Exercise requirements:
Those lines of the following listing which contain the string "callout" should be returned.

The input:
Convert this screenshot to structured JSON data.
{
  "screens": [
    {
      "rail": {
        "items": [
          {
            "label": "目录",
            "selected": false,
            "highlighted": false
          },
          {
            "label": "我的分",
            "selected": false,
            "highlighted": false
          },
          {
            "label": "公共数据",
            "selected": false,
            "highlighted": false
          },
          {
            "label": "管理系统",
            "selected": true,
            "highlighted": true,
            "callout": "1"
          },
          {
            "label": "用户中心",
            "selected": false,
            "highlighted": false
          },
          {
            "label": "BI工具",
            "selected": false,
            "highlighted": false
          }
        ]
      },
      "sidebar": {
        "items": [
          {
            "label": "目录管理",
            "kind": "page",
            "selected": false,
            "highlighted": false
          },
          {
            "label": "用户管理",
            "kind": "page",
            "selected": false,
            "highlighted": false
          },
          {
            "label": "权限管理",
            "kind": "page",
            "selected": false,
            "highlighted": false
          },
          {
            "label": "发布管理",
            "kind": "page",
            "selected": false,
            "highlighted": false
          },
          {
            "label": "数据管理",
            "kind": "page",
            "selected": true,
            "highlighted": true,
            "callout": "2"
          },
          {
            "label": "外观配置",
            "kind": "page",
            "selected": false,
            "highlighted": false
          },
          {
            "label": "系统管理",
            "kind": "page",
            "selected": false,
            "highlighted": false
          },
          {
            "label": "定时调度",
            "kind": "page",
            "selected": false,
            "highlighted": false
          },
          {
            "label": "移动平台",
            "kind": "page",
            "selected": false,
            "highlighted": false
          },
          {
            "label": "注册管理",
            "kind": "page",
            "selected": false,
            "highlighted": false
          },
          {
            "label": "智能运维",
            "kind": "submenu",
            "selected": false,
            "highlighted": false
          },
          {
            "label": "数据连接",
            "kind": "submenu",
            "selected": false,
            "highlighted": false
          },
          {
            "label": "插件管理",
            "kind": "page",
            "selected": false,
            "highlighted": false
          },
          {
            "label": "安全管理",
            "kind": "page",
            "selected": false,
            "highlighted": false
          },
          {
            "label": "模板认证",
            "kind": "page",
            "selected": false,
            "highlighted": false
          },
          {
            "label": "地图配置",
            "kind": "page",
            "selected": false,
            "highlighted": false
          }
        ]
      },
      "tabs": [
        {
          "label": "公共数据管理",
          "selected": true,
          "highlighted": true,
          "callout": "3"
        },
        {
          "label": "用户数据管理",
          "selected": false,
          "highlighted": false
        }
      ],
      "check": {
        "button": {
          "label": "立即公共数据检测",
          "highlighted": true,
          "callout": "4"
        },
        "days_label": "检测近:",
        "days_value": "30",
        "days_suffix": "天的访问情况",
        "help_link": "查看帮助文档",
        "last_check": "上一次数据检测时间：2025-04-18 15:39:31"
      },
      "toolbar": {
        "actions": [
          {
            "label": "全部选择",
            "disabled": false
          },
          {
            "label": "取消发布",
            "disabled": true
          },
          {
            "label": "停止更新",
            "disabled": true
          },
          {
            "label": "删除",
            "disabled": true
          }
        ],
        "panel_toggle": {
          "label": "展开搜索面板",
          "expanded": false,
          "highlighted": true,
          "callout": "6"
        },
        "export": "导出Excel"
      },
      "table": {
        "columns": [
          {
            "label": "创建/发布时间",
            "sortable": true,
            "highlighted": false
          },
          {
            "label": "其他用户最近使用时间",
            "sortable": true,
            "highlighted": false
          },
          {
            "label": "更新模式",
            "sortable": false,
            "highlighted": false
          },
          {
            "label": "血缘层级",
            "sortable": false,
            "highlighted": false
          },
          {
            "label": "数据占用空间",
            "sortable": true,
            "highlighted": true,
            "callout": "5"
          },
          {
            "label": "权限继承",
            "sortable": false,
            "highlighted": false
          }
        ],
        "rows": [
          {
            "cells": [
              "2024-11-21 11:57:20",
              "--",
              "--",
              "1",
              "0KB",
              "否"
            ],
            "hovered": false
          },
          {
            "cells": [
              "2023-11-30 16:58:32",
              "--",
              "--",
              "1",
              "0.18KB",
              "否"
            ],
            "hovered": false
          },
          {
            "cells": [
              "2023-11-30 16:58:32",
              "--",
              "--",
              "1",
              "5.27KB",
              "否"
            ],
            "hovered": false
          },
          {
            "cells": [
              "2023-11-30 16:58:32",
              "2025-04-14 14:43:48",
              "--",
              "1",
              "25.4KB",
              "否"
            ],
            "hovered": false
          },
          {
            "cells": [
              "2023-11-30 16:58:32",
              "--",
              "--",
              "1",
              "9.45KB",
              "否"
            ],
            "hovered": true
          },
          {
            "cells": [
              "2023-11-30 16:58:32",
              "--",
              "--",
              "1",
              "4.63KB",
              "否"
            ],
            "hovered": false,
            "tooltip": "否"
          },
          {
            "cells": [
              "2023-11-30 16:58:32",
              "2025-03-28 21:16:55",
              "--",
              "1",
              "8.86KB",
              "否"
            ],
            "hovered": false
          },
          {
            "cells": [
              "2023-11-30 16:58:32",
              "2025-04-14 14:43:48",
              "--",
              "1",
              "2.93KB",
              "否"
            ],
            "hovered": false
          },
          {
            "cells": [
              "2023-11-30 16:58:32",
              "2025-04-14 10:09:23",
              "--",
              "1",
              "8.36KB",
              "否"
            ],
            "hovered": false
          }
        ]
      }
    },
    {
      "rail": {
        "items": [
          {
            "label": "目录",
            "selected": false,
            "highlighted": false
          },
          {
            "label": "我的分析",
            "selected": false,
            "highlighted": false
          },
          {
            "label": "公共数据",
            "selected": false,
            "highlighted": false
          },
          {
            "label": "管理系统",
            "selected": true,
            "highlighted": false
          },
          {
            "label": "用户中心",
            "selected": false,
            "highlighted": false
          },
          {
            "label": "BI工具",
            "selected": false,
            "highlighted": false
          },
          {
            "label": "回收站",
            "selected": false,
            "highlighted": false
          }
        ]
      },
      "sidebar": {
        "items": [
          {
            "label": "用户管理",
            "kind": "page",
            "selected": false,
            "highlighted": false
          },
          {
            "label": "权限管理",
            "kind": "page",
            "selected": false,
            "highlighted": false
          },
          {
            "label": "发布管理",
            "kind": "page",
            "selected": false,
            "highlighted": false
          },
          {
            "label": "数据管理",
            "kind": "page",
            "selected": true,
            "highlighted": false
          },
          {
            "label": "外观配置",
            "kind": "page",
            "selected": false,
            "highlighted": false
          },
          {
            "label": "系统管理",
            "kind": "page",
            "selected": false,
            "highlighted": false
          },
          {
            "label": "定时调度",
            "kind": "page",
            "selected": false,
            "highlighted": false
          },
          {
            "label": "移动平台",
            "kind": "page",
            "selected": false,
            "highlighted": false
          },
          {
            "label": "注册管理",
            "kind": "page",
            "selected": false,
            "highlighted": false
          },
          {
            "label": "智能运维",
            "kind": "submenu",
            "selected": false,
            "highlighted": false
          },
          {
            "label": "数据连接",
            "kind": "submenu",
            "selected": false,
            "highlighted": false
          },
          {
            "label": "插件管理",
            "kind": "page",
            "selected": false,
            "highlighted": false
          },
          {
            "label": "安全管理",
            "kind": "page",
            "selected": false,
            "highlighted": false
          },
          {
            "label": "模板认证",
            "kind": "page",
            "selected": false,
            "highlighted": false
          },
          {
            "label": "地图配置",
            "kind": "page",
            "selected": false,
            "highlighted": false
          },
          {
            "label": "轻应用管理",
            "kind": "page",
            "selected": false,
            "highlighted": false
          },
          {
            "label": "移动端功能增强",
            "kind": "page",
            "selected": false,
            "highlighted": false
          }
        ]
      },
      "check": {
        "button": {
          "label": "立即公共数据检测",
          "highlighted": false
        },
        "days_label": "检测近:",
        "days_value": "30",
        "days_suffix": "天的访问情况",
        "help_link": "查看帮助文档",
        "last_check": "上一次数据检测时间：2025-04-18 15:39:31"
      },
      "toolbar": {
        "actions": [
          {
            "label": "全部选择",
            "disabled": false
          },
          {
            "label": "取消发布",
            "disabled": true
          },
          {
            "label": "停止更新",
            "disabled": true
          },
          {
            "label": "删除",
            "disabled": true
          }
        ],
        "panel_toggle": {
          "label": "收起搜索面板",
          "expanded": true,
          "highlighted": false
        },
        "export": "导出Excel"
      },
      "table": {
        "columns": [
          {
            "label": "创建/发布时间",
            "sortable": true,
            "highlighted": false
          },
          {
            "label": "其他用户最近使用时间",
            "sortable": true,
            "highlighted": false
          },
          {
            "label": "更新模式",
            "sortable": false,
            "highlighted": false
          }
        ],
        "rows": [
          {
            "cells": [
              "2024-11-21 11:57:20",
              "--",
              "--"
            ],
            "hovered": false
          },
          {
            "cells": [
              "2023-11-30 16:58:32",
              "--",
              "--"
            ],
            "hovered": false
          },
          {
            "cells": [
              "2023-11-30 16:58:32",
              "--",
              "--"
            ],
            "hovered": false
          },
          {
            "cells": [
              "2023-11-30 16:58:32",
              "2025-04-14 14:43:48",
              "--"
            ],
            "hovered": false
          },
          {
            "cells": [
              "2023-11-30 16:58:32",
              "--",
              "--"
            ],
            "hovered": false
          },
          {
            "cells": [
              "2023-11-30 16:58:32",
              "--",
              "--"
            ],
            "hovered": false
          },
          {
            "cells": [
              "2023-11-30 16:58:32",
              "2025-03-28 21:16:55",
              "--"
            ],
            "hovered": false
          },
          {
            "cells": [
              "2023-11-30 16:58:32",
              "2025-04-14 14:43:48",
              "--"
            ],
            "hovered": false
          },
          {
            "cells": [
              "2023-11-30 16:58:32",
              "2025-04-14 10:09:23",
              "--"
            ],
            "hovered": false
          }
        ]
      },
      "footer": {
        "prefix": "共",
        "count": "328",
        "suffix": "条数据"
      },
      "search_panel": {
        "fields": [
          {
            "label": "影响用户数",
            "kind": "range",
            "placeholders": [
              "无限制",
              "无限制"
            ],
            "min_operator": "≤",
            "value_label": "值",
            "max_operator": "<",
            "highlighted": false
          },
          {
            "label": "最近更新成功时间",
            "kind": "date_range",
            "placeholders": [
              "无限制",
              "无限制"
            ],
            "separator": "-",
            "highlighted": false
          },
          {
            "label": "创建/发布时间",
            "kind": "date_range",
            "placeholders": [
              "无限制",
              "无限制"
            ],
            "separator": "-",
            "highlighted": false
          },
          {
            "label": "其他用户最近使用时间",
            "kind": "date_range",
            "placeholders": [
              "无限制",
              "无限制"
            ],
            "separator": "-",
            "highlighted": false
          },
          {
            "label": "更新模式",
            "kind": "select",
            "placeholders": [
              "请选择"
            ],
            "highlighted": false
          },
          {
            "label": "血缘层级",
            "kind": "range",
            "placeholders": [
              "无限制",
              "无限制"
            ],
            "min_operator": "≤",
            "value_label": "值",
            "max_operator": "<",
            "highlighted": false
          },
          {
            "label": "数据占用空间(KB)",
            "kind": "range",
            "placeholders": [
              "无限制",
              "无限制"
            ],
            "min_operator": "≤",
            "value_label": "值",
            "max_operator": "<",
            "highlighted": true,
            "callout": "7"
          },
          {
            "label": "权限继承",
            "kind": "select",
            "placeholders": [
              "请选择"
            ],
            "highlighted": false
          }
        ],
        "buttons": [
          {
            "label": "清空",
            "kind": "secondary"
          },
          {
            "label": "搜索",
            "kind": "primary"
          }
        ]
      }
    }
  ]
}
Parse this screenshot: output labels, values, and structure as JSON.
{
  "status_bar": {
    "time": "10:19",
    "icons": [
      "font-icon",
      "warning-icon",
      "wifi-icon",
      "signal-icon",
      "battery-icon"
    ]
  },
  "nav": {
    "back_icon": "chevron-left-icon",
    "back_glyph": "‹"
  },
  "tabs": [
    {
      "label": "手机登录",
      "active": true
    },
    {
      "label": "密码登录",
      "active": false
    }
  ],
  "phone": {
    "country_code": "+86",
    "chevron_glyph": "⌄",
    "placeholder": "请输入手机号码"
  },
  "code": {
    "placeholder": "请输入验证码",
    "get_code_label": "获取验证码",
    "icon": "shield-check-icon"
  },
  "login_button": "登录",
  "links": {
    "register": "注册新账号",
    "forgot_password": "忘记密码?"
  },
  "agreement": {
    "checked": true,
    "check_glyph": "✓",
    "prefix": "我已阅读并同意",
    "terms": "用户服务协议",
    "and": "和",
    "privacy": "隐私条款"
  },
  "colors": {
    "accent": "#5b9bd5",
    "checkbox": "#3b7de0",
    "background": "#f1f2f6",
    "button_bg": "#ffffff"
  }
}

Task answer:
            "callout": "1"
            "callout": "2"
          "callout": "3"
          "callout": "4"
          "callout": "6"
            "callout": "5"
            "callout": "7"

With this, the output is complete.